A man on a rock, hoping for rescue, must want to survive, and Martin applies his human resources and cunning to the task. He sets up signals visible to both shipping and aircraft, and survives on limpets and anemones. The struggle not just for survival but for supremacy runs through the book, most memorably in an anecdote Martin recalls about a grotesque (and, I hope, apocryphal) Chinese technique of rearing maggots as a delicacy. It challenges the reader in more subtle ways too. We have been in Martin’s head throughout the book, so we must associate with him, and want him to survive, and furthermore we are glad that he uses his brain to master the rock and the little life that’s on it. (One thing he does is give names to all the places on the rock, just as any first settler would. “I am surviving. I am netting down this rock with names and taming it.”) What, then, if it turns out that he had the same urge to master, the same ruthlessness, beforehand, when it was not needed for survival? The reader gets a taste of this when Martin struggles to define himself – to recover his identity – with no one else present to play off. Not, he thinks, like the old life, where
there were other people to describe me to myself – they fell in love with me, they applauded me, they caressed this body, they defined it for me. There were the people I got the better of, people who disliked me, people who quarrelled with me.

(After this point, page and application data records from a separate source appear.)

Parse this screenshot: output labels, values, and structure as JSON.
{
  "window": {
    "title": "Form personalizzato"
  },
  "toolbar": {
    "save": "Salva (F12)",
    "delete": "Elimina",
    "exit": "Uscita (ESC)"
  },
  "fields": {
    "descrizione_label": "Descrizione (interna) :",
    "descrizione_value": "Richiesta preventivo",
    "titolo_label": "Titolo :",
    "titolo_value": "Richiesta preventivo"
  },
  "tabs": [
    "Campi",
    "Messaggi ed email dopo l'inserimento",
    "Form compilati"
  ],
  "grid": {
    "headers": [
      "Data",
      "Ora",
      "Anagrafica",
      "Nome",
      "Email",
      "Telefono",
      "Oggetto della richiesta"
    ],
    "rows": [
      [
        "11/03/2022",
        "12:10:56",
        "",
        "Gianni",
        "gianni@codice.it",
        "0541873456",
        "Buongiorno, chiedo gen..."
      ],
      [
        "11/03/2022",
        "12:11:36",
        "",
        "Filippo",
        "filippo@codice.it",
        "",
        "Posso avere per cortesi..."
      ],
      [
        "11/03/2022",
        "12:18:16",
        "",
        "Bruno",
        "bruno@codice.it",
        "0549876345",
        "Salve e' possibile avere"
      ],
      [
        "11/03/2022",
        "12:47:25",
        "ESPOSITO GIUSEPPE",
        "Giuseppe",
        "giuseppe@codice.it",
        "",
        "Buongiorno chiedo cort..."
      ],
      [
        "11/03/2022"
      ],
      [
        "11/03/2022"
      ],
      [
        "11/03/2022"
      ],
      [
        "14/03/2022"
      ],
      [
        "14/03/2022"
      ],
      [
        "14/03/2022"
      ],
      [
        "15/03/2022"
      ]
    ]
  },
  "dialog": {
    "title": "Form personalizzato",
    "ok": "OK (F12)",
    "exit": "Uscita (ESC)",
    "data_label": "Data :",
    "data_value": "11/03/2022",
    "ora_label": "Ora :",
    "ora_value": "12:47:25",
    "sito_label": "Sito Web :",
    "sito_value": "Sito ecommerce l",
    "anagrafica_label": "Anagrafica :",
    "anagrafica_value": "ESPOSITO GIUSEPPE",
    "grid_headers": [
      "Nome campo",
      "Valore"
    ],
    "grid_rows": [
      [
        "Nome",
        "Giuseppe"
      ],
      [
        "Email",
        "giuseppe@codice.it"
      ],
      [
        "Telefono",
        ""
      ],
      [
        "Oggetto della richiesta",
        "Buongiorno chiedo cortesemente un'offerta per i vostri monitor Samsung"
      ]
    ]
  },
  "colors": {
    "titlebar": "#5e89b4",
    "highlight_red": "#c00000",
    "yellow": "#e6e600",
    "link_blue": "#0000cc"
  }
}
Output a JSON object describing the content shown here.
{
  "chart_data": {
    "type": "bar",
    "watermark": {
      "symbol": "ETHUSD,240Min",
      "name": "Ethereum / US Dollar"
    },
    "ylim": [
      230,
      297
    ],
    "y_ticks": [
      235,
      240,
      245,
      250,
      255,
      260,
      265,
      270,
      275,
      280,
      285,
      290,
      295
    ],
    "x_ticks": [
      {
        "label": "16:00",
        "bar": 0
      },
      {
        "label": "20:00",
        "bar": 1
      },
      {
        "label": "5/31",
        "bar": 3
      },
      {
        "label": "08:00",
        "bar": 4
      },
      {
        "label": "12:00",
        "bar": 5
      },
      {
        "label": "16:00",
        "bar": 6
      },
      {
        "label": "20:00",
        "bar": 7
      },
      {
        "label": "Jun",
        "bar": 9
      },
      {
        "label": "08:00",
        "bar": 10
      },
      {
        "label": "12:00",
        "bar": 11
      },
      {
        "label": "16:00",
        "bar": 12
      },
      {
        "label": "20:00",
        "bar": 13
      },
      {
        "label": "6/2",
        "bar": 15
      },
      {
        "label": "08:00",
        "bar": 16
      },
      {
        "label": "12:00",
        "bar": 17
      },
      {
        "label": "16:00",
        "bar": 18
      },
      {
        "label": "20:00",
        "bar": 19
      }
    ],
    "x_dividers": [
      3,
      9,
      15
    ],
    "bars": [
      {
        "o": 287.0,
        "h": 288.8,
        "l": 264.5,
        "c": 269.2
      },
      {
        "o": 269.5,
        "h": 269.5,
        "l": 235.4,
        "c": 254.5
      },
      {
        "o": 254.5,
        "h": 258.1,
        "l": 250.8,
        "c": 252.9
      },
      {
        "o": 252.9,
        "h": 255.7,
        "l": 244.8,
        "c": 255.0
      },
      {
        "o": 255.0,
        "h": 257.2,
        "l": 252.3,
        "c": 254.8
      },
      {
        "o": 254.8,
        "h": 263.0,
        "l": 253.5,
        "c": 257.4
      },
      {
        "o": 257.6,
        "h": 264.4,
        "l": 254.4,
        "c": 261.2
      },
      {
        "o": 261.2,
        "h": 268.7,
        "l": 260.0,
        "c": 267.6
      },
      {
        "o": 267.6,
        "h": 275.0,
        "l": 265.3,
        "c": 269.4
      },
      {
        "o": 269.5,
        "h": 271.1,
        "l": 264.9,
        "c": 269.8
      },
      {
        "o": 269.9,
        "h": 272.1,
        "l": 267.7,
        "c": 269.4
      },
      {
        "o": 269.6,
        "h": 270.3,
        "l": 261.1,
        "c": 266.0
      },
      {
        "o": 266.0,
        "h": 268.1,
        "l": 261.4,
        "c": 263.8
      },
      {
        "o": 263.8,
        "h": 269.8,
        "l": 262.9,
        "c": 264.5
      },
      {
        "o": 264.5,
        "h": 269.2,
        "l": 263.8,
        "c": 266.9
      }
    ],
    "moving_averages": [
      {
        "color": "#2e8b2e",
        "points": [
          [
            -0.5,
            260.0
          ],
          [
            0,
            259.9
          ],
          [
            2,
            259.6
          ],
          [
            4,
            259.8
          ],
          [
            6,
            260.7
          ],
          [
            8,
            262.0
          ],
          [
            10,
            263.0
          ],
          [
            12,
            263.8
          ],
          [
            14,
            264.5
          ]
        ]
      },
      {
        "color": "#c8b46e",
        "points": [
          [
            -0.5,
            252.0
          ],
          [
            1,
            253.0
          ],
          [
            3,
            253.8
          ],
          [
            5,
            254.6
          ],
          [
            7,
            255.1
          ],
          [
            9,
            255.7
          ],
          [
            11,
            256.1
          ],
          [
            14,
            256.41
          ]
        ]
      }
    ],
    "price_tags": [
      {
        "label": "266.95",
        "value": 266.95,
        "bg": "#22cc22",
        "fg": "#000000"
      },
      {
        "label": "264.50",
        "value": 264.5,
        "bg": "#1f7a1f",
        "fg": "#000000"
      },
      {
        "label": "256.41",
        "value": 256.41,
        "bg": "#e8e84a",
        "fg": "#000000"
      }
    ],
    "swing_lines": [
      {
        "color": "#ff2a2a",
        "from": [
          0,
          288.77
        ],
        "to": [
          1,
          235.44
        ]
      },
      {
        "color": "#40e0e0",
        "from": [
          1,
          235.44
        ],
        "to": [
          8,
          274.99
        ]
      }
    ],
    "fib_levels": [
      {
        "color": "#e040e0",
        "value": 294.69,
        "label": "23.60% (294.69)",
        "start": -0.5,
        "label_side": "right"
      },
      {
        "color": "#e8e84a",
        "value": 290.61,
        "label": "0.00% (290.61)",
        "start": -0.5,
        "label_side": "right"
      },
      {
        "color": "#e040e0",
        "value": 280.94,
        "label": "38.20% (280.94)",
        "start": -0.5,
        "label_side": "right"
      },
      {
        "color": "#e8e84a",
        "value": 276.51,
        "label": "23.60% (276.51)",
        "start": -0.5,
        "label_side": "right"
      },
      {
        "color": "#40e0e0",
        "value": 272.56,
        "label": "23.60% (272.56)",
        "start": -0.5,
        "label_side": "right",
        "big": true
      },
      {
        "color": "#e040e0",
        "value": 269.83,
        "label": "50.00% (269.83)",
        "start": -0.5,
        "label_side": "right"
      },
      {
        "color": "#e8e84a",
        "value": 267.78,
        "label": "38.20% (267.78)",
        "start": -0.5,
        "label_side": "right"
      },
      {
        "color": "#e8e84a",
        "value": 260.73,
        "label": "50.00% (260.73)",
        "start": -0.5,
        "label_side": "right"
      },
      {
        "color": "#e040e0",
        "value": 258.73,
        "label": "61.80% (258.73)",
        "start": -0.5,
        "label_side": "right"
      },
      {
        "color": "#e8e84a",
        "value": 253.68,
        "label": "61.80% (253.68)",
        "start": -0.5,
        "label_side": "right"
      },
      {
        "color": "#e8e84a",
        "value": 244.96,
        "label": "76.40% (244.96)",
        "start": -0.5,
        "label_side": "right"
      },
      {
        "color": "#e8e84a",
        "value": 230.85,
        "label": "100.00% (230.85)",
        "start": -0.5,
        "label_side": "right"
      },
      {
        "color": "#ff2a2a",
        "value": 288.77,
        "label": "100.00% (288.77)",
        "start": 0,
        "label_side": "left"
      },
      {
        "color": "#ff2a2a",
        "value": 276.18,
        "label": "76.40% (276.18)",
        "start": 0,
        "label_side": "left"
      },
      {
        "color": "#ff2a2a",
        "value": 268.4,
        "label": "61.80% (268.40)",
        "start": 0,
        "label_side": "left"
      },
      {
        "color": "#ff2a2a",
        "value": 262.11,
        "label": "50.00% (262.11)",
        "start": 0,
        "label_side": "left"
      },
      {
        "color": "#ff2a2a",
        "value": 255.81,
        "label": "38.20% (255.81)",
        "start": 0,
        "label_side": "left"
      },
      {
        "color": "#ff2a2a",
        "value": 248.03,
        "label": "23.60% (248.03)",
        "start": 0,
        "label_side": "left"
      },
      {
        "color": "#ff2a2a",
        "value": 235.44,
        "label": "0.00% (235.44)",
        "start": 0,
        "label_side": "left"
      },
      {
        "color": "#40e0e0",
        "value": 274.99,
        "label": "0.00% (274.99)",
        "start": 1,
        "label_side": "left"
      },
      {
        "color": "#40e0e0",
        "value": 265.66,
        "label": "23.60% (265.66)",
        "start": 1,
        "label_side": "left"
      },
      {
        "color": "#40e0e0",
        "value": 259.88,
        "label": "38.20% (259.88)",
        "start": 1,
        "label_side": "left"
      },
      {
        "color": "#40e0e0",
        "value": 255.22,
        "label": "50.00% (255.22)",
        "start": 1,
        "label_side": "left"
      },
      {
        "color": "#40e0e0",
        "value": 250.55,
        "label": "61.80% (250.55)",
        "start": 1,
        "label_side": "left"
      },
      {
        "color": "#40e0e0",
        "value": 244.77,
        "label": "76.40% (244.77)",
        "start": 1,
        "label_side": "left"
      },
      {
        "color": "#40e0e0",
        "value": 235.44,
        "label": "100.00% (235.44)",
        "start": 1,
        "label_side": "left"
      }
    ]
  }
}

We begin to get the measure of him. But Golding is a master of paradox, not just in defining Martin’s character but in the very core of his style as a writer. As with his other novels, there is a great physicality present, and Martin’s senses are exhaustively explored, not least his remembered sexual urges in some of the book’s most vivid scenes (“I must, I must, don’t you understand you bloody bitch?”), and this gives a sense of solidity, of concrete certainty. Yet it is slippery and ambiguous through and through: those maddening moments of revelation see to that. It has links to Golding’s other works – the switch of viewpoint at the end recalls The Inheritors, the intense, enveloping portrait of one man at a time of crisis predicts The Spire, and the metaphysical inquiries and the question of evil are unavoidable. Toward the end when Martin begins to ramble with a cynical, almost destroyed view of human life – “…[man] is a freak, an ejected foetus robbed of his natural development, thrown out into the world with a naked covering of parchment, with too little room for his teeth and a soft bulging skull like a bubble. But nature stirs a pudding there and sets a thunderstorm flickering inside…” – it’s hard to tell whether he sees this as brutally clear insight or a final succumbing to madness. The reader, however, will get answers, though they lead only to more questions, such as how a grounded story set on a few square metres of rock can lead to something so boundless, eternal and infinite.